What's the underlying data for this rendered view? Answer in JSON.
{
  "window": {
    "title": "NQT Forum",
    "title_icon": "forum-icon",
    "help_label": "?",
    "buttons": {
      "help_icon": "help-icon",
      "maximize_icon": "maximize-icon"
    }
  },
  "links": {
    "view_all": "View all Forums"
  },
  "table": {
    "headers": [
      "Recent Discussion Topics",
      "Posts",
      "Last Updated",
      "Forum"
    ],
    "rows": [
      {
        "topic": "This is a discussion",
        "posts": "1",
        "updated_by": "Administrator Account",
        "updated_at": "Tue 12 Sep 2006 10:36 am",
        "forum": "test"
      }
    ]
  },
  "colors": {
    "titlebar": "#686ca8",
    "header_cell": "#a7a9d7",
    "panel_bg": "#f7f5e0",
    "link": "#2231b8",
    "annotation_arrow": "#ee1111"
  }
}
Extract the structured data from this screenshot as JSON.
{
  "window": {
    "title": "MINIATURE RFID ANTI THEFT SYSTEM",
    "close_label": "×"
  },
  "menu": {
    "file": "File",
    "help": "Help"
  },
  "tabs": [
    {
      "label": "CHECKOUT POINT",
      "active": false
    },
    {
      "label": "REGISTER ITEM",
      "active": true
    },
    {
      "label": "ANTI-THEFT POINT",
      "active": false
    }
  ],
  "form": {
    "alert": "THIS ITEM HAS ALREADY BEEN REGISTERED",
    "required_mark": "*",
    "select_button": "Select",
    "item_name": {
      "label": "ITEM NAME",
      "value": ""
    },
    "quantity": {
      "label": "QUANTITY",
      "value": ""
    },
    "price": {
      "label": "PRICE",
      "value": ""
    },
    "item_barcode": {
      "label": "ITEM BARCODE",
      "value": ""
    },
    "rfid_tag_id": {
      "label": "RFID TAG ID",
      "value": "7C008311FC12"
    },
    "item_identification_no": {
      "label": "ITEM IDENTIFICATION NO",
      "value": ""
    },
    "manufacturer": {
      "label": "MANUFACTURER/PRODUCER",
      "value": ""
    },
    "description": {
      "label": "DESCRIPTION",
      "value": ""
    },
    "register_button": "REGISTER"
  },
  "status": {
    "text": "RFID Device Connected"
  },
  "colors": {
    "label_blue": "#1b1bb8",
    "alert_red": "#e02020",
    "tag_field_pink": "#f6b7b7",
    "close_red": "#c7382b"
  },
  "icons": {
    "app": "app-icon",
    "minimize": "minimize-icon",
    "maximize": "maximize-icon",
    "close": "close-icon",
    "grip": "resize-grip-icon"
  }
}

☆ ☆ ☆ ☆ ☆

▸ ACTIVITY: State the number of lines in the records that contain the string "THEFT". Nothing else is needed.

▸ TASK RESULT: 2